Iraq’s foreign ministry (FM) on Sunday condemned Ankara’s forces for shooting at a crowd of demonstrators in Iraqi Kurdistan who attacked a Turkish military camp in protest of Turkey’s most recent airstrikes on members of a Kurdish terrorist group, a move that violated Iraq’s sovereignty.
The Iraqi FM denounced “Turkish forces opening fire on our citizens in [the Iraqi Kurdistan town of] Sheladize … which resulted in the death and injuries of some people,” in a statement, according to Kurdistan 24.
“This was followed by Turkish military aircraft flying at low altitudes,” the statement reportedly added.
Without Baghdad’s consent, Turkey has established a military presence in northern Iraq and periodically carries out airstrikes against the Kurdistan Worker’s Party (PKK) terrorist group, which maintains a stronghold in the Iraqi Qandil Mountains region near the Turkish border.
PKK terrorists have been waging an insurgency inside Turkey for decades that has left tens of thousands of people dead.
Baghdad has reportedly summoned the Turkish envoy in Iraq for opening fire on the Kurds.
“Angry protesters,” estimated in the hundreds, “stormed a Turkish military base in northern Iraq on Saturday, burning Turkish military vehicles and leading to a confrontation that left one teenager killed and 10 injured,” the Associated Press (AP) reported, citing officials from Iraq’s semi-autonomous Kurdistan Regional Government (KRG).
Saturday’s demonstrations took place in the Kurdistan region’s town of Sheladize.
Although Baghdad has warned Turkey against the violation of its sovereignty, Ankara has reportedly established at least 11 regional bases in northern Iraq and doubled its military footprint in the region.
In the wake of Turkey opening fire on the Kurdish protesters, Iraq’s foreign Ministry indicated “they were summoning the Turkish Ambassador to Baghdad and sending a note to Ankara demanding such an incident never be repeated in Iraq,” Kurdistan 24 notes. “It stressed the Iraqi government’s strong condemnation of any violations of its security and sovereignty by any country.”
Iraq condemns “the use of its territory to threaten the security and safety of any neighboring country,” the ministry declared.
Citing Iraqi Kurdish authorities, CNN points out that Turkish airstrikes killed 36 people in the KRG region in 2018 alone.
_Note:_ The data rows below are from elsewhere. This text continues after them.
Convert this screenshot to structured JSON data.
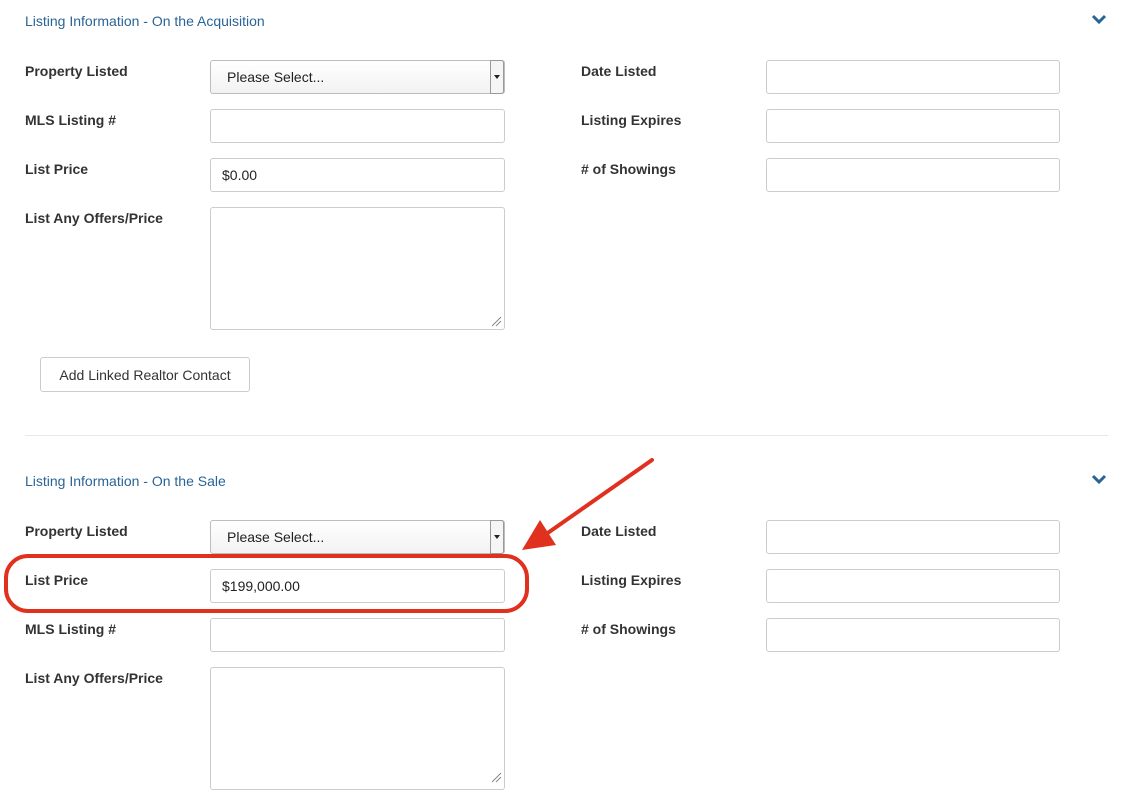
{
  "acquisition": {
    "title": "Listing Information - On the Acquisition",
    "property_listed_label": "Property Listed",
    "property_listed_value": "Please Select...",
    "mls_label": "MLS Listing #",
    "mls_value": "",
    "list_price_label": "List Price",
    "list_price_value": "$0.00",
    "offers_label": "List Any Offers/Price",
    "offers_value": "",
    "date_listed_label": "Date Listed",
    "date_listed_value": "",
    "listing_expires_label": "Listing Expires",
    "listing_expires_value": "",
    "showings_label": "# of Showings",
    "showings_value": "",
    "add_realtor_label": "Add Linked Realtor Contact"
  },
  "sale": {
    "title": "Listing Information - On the Sale",
    "property_listed_label": "Property Listed",
    "property_listed_value": "Please Select...",
    "list_price_label": "List Price",
    "list_price_value": "$199,000.00",
    "mls_label": "MLS Listing #",
    "mls_value": "",
    "offers_label": "List Any Offers/Price",
    "offers_value": "",
    "date_listed_label": "Date Listed",
    "date_listed_value": "",
    "listing_expires_label": "Listing Expires",
    "listing_expires_value": "",
    "showings_label": "# of Showings",
    "showings_value": ""
  },
  "colors": {
    "section_title": "#2a6496",
    "annotation": "#e0301e"
  },
  "icons": {
    "collapse": "chevron-down-icon",
    "select_arrow": "caret-down-icon",
    "annotation_arrow": "arrow-icon"
  }
}
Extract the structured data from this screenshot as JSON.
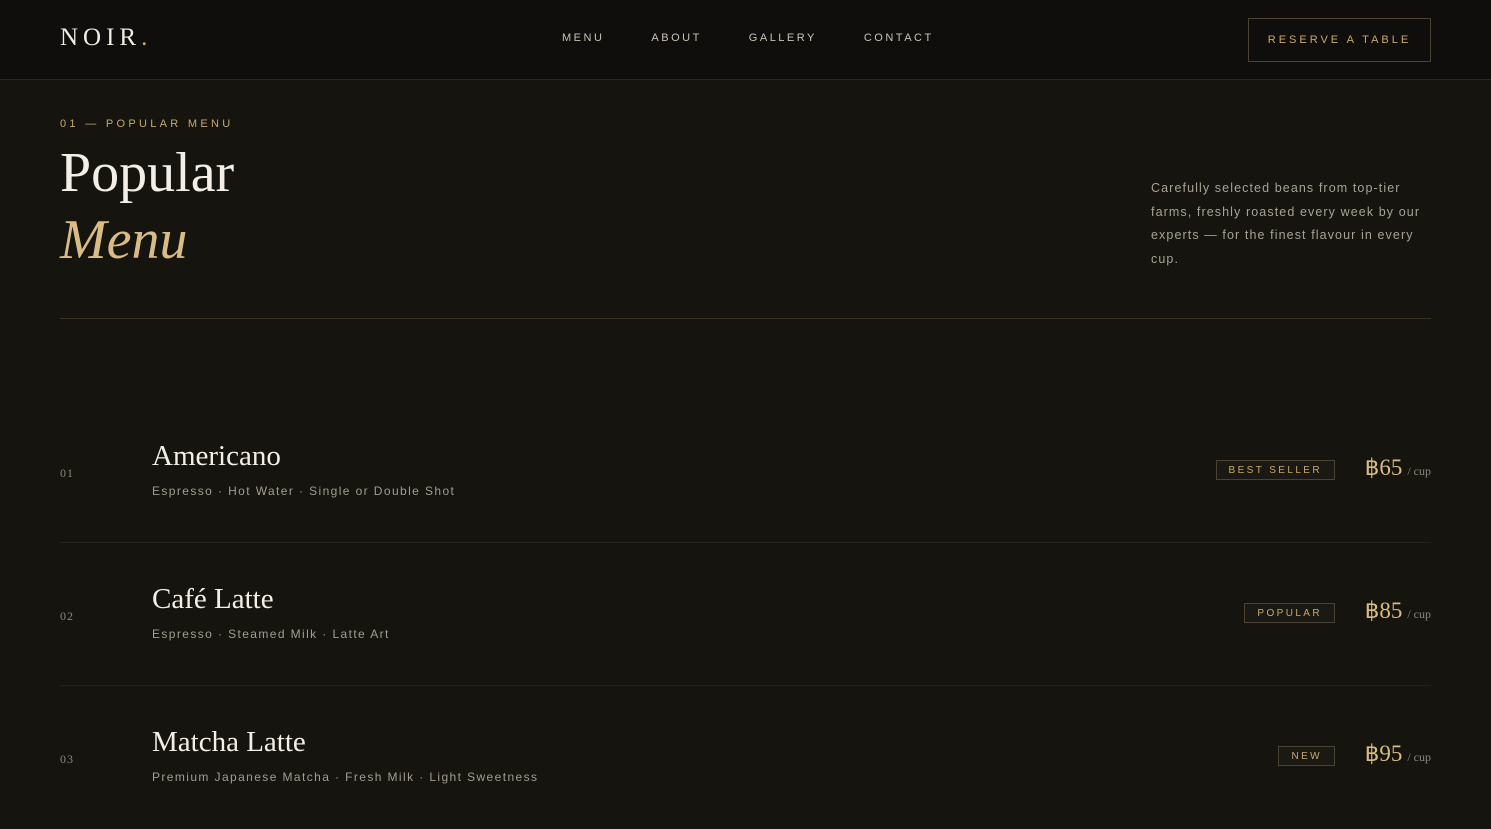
{
  "nav": {
    "logo": "NOIR",
    "logo_dot": ".",
    "links": [
      "MENU",
      "ABOUT",
      "GALLERY",
      "CONTACT"
    ],
    "cta": "RESERVE A TABLE"
  },
  "section": {
    "eyebrow": "01 — POPULAR MENU",
    "title_line1": "Popular",
    "title_line2": "Menu",
    "description": "Carefully selected beans from top-tier farms, freshly roasted every week by our experts — for the finest flavour in every cup."
  },
  "items": [
    {
      "num": "01",
      "name": "Americano",
      "desc": "Espresso · Hot Water · Single or Double Shot",
      "badge": "BEST SELLER",
      "price": "฿65",
      "unit": "/ cup"
    },
    {
      "num": "02",
      "name": "Café Latte",
      "desc": "Espresso · Steamed Milk · Latte Art",
      "badge": "POPULAR",
      "price": "฿85",
      "unit": "/ cup"
    },
    {
      "num": "03",
      "name": "Matcha Latte",
      "desc": "Premium Japanese Matcha · Fresh Milk · Light Sweetness",
      "badge": "NEW",
      "price": "฿95",
      "unit": "/ cup"
    }
  ],
  "colors": {
    "background": "#15140f",
    "accent_gold": "#c9a96a",
    "text": "#f3efe6"
  }
}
The latest Turkish raid, which triggered the protest, reportedly killed an additional four people.
In condemning the attack on its seemingly illegally established military base in Iraq, Turkey’s Defense Ministry reportedly wrote on Twitter, “An attack has occurred on one of the bases located in northern Iraq as a result of provocation by the PKK terrorist organization. There was partial damage to vehicles and equipment during the attack.”
Although the PKK is considered a terrorist group, fighters from the organization helped the Yazidi ethnoreligious minority group push the Islamic State (ISIS/ISIL) out of its homeland in Iraq. Turkey and some U.S. officials consider the American-allied People’s Protection Units (YPG) to be the Syrian affiliate of the PKK. U.S. support for the YPG has strained relations between NATO allies Turkey and the United States. Nevertheless, the United States continues to support the YPG’s fight against ISIS.
U.S.-allied Syrian Kurds have expressed concerns that America’s plans for withdrawing most of its 2,000 troops from Syria will leave them vulnerable to attacks from Turkey. However, the U.S. has conditioned its withdrawal on assurances that America’s Kurdish allies will be safe. Moreover, the U.S. is planning to leave behind a residual force in Syria and there are no plans to withdraw the nearly 5,000 American service members in neighboring Iraq who are expected to be able to go into Syria if necessary.